### [WHAT YOU NEED TO DO]
The word "title" may appear in lines of the data; say how many such lines there are, with nothing beyond the number.

########

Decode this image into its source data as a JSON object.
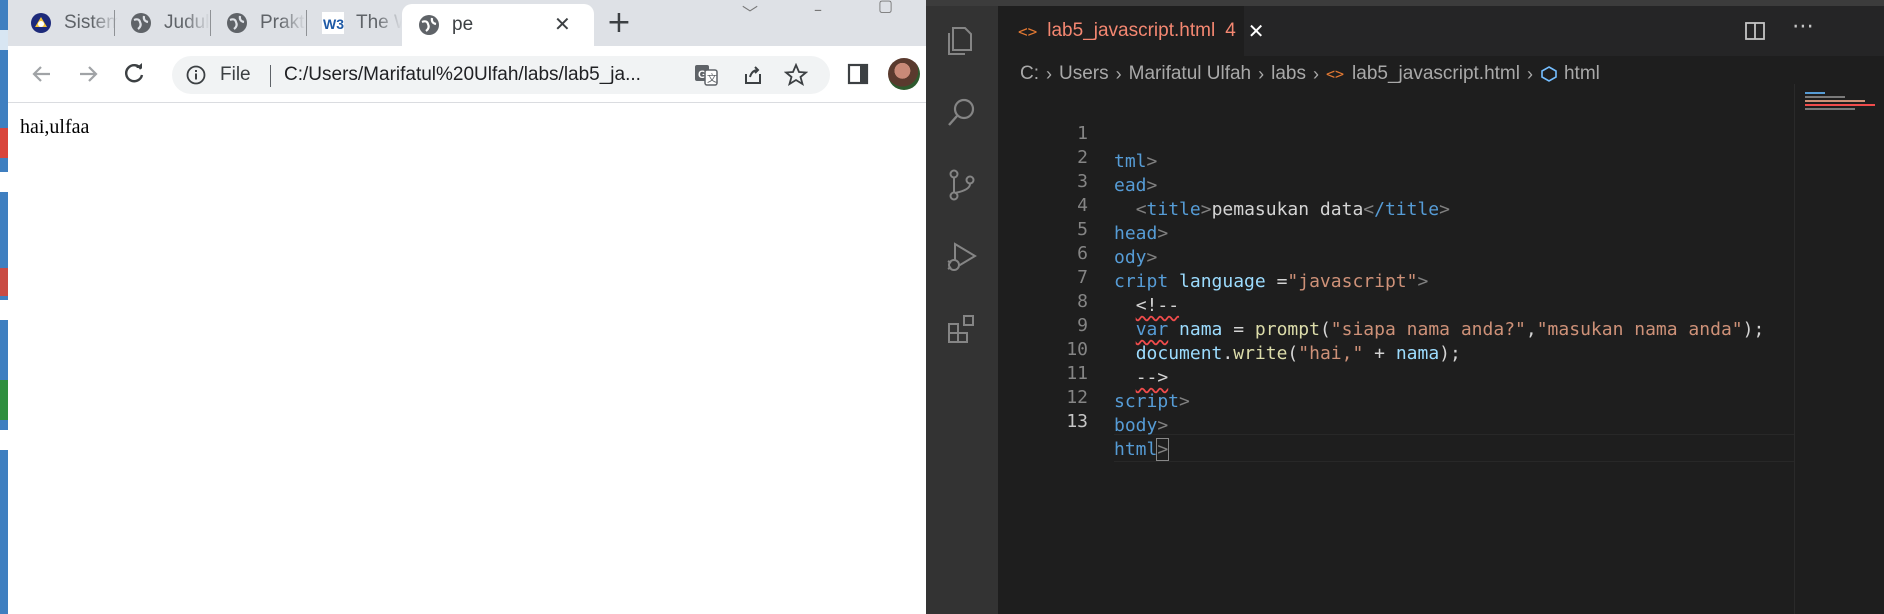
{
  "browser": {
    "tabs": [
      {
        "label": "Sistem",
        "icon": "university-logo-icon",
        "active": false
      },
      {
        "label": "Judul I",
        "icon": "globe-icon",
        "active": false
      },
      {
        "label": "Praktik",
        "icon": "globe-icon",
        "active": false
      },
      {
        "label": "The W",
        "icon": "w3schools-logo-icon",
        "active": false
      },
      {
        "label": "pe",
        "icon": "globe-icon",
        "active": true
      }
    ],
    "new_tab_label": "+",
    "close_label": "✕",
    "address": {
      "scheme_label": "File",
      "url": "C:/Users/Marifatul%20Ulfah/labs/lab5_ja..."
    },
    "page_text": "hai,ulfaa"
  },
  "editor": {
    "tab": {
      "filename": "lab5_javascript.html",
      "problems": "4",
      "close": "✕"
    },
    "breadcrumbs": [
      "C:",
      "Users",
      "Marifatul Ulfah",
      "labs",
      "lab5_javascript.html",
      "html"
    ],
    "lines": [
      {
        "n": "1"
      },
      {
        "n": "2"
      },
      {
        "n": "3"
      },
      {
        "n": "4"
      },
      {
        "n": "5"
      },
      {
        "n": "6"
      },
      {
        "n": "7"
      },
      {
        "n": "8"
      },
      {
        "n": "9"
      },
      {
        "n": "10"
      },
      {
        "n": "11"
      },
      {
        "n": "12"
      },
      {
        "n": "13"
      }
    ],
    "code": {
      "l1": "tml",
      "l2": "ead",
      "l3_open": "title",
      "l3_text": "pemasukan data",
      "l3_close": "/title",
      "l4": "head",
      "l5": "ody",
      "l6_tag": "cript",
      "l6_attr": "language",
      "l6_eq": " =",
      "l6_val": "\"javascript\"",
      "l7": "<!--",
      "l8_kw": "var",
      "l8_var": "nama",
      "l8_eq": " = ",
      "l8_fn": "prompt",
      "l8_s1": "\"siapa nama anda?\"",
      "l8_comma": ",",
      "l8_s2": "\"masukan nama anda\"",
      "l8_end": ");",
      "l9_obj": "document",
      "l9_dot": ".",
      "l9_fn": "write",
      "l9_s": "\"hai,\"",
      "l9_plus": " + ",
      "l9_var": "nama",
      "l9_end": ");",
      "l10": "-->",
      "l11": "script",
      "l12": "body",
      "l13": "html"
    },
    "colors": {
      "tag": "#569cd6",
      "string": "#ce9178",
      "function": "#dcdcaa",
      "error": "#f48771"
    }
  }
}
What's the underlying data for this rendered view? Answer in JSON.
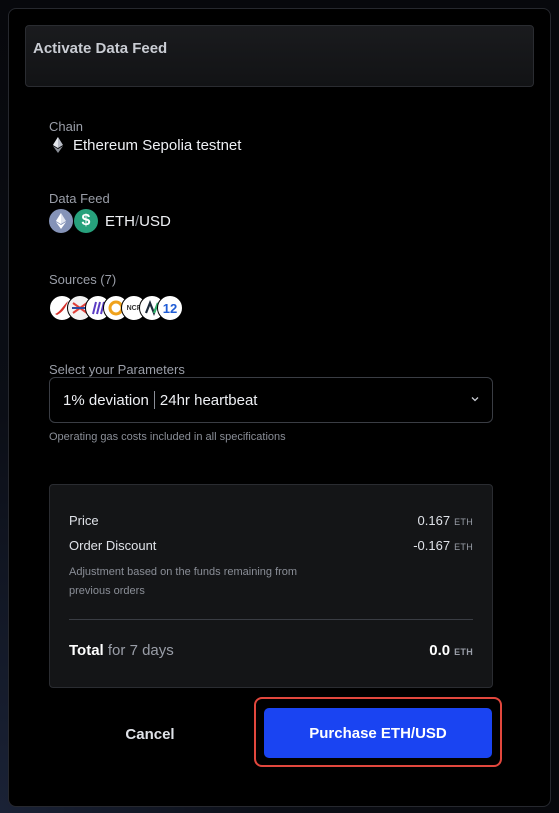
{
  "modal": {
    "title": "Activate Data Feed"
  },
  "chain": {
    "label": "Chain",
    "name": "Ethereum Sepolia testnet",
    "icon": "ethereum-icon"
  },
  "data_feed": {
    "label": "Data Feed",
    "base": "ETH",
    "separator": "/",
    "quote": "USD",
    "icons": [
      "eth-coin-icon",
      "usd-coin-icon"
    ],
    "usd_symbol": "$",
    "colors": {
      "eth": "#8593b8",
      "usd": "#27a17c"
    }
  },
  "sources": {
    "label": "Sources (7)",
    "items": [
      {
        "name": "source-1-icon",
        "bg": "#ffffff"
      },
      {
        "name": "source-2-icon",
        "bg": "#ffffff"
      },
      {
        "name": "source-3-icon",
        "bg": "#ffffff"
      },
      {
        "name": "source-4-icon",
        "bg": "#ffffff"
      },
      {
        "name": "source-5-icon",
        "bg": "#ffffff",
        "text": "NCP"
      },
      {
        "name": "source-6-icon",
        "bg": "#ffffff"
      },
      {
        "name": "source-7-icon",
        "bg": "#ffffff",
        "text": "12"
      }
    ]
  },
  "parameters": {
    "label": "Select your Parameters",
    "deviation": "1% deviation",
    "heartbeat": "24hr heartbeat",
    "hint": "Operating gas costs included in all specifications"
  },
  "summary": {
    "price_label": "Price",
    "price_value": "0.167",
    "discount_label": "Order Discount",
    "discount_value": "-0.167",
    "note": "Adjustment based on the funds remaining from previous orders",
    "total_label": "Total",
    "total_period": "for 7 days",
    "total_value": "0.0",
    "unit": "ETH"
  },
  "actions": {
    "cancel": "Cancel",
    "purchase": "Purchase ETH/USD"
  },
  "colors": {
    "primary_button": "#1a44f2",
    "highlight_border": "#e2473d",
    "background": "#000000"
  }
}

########

### [TASK SOLUTION]
3